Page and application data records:
• • • •

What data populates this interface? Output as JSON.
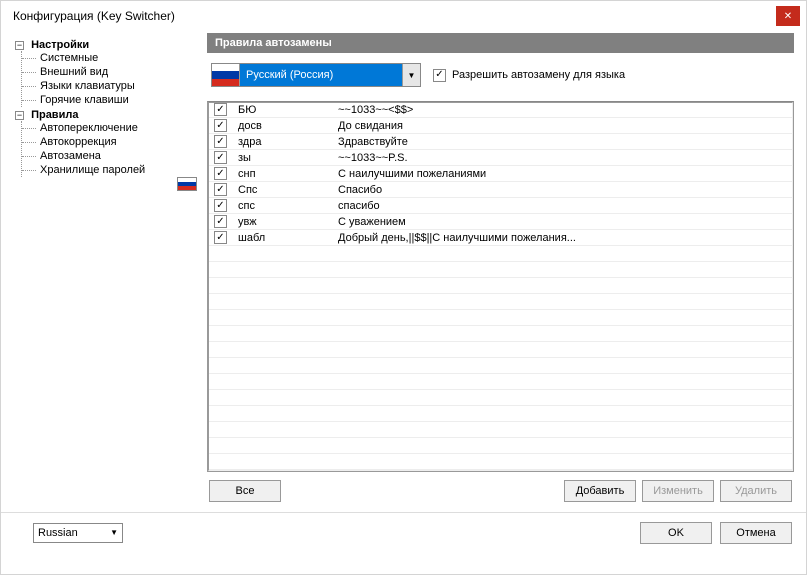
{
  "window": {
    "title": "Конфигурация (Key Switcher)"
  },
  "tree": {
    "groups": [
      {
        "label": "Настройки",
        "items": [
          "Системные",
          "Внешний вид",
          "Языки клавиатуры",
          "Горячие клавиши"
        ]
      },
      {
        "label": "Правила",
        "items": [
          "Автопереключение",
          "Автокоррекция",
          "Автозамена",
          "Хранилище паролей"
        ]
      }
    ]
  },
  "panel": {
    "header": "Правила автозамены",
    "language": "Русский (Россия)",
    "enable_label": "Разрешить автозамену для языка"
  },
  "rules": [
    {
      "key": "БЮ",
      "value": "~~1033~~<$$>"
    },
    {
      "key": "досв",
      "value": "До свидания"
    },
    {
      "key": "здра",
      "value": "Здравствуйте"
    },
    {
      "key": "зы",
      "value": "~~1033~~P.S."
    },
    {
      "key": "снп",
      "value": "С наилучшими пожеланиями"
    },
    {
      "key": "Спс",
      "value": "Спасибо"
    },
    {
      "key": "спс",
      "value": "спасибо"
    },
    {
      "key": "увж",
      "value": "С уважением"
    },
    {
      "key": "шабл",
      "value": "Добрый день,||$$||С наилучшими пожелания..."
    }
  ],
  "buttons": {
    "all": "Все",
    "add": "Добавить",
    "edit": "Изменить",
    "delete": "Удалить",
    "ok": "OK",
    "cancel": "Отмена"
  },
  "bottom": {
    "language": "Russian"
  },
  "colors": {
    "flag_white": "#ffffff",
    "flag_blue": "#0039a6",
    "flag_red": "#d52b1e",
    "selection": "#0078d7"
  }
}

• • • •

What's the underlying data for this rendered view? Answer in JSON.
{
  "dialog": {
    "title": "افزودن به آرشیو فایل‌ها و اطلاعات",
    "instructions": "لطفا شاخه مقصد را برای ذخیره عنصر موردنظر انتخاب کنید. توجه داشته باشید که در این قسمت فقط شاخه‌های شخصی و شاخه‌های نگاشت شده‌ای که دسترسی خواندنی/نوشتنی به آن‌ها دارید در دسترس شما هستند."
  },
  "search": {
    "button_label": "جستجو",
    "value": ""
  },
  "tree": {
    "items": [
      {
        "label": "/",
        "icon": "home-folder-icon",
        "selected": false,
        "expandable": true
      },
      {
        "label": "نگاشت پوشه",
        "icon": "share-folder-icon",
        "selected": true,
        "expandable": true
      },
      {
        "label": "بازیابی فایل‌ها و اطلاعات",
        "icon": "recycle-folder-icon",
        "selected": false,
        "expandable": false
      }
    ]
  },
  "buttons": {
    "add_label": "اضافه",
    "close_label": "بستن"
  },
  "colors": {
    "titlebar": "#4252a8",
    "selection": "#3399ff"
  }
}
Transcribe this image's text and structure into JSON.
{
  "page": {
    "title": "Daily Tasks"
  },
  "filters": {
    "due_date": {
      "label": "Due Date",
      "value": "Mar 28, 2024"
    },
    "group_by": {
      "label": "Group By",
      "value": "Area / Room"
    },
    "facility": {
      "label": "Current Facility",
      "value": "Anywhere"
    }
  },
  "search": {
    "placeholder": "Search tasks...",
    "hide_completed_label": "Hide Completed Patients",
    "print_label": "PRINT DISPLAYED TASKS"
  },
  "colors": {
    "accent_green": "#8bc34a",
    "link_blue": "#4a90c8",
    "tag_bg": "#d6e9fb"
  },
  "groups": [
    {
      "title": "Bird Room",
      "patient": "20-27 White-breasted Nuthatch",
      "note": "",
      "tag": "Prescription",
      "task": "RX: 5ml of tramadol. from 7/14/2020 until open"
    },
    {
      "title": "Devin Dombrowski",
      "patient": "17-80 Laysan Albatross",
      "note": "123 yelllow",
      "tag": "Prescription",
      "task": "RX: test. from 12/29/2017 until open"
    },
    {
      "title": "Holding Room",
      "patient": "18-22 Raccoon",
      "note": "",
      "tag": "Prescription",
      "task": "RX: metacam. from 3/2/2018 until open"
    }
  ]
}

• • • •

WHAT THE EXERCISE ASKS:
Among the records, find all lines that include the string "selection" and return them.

EXERCISE ANSWER:
    "selection": "#0078d7"
    "selection": "#3399ff"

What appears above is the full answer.